Outside the Sydney Arcade is the first of eight tank stream markers set into the paving. They originated as part of an art installation for the Sydney 2000 Olympics. We will find the others as we walk. I try to imagine life back in the early colonial days when buildings were low-rise, transport was by horse and cart and people threw their slop into the streets. Today we’re surrounded by high rises of concrete and glass, the sealed roads are busy with motorised traffic and we have indoor plumbing and running water. So many things have changed in a little over two centuries.
The tour meanders through lesser known laneways towards Circular Quay. It’s fascinating and fun to be learning new facts about this wonderful city. A fountain in Martin Place that I have walked past many times represents the eleven waterfalls of the Tank Stream. Another fountain is located above the site of three 20,000 litre tanks that were cut into the sandstone to store water from the stream for the young colony – and led to the name ‘Tank Stream’. I am amazed when John shows us an archaeological display of artefacts from the stream in the basement of the historic General Post Office building. I wonder how many people even know that this publicly accessible display is here.

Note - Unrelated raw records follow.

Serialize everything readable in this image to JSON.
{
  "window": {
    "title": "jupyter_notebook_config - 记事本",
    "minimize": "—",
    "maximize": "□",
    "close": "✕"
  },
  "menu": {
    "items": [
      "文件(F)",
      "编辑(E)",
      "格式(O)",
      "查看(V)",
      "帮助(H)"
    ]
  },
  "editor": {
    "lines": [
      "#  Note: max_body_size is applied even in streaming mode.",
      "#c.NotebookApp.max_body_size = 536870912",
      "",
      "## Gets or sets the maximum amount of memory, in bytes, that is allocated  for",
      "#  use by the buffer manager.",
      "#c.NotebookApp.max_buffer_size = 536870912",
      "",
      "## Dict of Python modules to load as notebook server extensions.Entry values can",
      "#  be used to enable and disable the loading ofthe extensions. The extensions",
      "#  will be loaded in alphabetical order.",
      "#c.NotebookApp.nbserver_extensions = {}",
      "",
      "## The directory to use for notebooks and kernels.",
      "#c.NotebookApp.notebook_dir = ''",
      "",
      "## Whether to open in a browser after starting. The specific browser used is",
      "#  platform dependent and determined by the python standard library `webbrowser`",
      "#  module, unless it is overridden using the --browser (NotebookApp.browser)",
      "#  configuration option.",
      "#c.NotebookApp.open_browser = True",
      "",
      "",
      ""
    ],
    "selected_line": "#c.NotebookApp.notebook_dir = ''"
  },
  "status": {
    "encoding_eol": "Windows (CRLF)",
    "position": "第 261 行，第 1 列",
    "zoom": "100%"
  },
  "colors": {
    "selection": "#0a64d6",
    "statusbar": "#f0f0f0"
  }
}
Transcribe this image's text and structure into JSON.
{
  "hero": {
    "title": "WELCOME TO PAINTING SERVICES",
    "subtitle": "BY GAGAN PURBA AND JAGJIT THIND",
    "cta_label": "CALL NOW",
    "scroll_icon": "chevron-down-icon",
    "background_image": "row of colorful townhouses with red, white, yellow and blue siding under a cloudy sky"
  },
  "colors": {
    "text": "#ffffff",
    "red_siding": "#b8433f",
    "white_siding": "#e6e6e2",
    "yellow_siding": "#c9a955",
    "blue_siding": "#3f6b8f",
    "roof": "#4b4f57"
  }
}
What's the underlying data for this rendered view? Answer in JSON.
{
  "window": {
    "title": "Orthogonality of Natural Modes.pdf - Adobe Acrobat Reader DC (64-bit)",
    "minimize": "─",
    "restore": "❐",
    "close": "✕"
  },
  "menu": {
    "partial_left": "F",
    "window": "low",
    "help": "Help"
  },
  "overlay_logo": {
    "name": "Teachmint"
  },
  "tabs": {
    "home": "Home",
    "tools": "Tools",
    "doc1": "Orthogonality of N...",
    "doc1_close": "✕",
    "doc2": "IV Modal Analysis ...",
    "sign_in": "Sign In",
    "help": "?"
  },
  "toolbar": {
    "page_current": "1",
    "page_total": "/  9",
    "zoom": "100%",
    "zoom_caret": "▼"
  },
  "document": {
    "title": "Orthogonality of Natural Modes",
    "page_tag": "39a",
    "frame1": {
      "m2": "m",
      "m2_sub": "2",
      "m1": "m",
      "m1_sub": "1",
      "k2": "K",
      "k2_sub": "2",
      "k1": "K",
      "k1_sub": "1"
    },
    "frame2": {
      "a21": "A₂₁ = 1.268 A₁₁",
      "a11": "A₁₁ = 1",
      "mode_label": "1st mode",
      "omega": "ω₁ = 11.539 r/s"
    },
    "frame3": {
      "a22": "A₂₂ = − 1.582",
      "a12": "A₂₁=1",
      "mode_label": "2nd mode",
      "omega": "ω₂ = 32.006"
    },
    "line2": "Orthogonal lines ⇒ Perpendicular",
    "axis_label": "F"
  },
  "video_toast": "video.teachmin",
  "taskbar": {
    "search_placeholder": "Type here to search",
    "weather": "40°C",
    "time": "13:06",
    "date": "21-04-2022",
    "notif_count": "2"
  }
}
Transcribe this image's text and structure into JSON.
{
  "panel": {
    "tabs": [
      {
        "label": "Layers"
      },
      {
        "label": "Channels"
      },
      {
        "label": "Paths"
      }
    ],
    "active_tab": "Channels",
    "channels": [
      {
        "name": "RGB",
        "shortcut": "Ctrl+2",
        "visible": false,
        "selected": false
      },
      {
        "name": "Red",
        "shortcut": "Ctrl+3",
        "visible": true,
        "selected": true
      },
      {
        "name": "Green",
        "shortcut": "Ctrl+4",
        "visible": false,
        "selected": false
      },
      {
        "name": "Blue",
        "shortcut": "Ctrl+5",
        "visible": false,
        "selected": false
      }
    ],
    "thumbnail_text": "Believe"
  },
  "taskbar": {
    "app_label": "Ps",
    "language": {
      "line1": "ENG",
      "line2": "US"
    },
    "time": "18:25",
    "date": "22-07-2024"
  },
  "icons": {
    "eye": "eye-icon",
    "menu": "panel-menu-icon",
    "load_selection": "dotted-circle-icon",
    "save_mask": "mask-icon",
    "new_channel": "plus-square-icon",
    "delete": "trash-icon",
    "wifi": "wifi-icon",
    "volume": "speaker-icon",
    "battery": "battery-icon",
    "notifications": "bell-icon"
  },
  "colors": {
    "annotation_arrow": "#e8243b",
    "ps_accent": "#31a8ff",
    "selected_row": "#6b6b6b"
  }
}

The ‘Forgotten Song’ art installation in nearby Angel Place recalls birds that used to live in the area. Listening carefully I can hear the birdsong as we pass more tank stream markers in the shape of stylised arrows.
Arriving at The Tank Stream Hotel, we look up to admire the beautiful Wombeyan marble which decorates the hotel façade. Nearby an entrance down to the Tank Stream culvert itself is marked by a map (there are occasional tours of the brick-lined tunnel, which is not for the claustrophobic!). In Underwood Street is another surprise. None of the group have previously seen the series of tall murals which depict early Sydney life.
Here a narrow brass strip set into the pavement indicates where the harbour shoreline once was – a reminder that some of our city is built on reclaimed land. Our final stop is yet another fountain with a link to the Tank Stream. The fountain uses storm water flowing from the stream.
Well, my Sydney city break is over. I’ve had a relaxing time and discovered so much about the city I thought I knew. All thanks to a humble stream, the colonial course of which still exists, hidden beneath our busy streets.
Joanne travelled as a guest of The Tank Stream and Go Local Tours.
Additional images: Bigstock
About the writer
Joanne Karcz published a blog when she walked the Camino de Santiago some years ago and has been writing about her travels ever since. She is also an aspiring travel photographer and takes her camera wherever she goes. Joanne loves discovering new things to see and do in her own Sydney backyard, and blogs regularly about the city’s suburbs. She has travelled through Europe and South America and taken a group of friends on the trip of a lifetime to South Africa, Botswana and Zambia. Her visits to Cuba and India were bucket list items, but she still has a few destinations to tick off!